▶ _Exercise description_: What is the number of lines in these entries that contain "name"? State it alone.

(Entries from a dataset of interfaces)
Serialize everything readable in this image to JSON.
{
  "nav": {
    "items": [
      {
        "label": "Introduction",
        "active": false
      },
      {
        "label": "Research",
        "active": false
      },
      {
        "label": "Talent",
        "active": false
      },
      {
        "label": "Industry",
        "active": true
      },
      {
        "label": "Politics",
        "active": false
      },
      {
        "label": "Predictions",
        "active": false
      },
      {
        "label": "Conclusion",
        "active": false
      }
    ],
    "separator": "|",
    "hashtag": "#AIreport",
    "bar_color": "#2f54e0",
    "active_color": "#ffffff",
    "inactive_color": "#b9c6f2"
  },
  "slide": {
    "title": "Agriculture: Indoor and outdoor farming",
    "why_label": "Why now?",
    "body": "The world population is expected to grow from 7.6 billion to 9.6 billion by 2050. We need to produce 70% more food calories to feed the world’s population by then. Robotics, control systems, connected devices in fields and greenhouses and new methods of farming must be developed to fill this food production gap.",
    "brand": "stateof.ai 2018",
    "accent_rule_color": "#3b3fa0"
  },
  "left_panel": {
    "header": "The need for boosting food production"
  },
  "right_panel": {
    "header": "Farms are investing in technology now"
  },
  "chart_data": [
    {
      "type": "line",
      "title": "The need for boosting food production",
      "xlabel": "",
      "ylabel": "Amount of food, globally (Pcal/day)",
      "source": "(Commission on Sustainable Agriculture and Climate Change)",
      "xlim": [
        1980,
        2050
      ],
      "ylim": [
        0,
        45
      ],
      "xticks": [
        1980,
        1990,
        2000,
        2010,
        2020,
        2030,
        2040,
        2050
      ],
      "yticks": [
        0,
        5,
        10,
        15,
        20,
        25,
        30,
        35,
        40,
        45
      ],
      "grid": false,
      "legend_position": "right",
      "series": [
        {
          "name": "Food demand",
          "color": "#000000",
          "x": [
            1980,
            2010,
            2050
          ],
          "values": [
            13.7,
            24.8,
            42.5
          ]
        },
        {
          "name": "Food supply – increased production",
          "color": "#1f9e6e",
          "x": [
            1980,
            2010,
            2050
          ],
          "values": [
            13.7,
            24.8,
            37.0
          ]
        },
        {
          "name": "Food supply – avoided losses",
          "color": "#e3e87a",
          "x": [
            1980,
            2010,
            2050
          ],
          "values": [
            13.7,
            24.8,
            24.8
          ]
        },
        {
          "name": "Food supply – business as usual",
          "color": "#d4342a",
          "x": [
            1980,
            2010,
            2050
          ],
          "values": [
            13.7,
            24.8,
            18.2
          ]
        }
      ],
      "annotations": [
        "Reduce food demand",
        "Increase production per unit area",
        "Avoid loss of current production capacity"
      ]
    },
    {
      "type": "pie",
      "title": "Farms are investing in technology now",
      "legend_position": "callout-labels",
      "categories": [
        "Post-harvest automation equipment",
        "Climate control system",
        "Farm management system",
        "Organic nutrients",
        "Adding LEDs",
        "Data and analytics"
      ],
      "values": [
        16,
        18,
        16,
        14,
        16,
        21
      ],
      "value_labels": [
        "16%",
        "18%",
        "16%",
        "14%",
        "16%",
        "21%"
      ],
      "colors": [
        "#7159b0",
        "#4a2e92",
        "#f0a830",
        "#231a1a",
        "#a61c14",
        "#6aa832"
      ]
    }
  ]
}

▶ _Written reply_: 4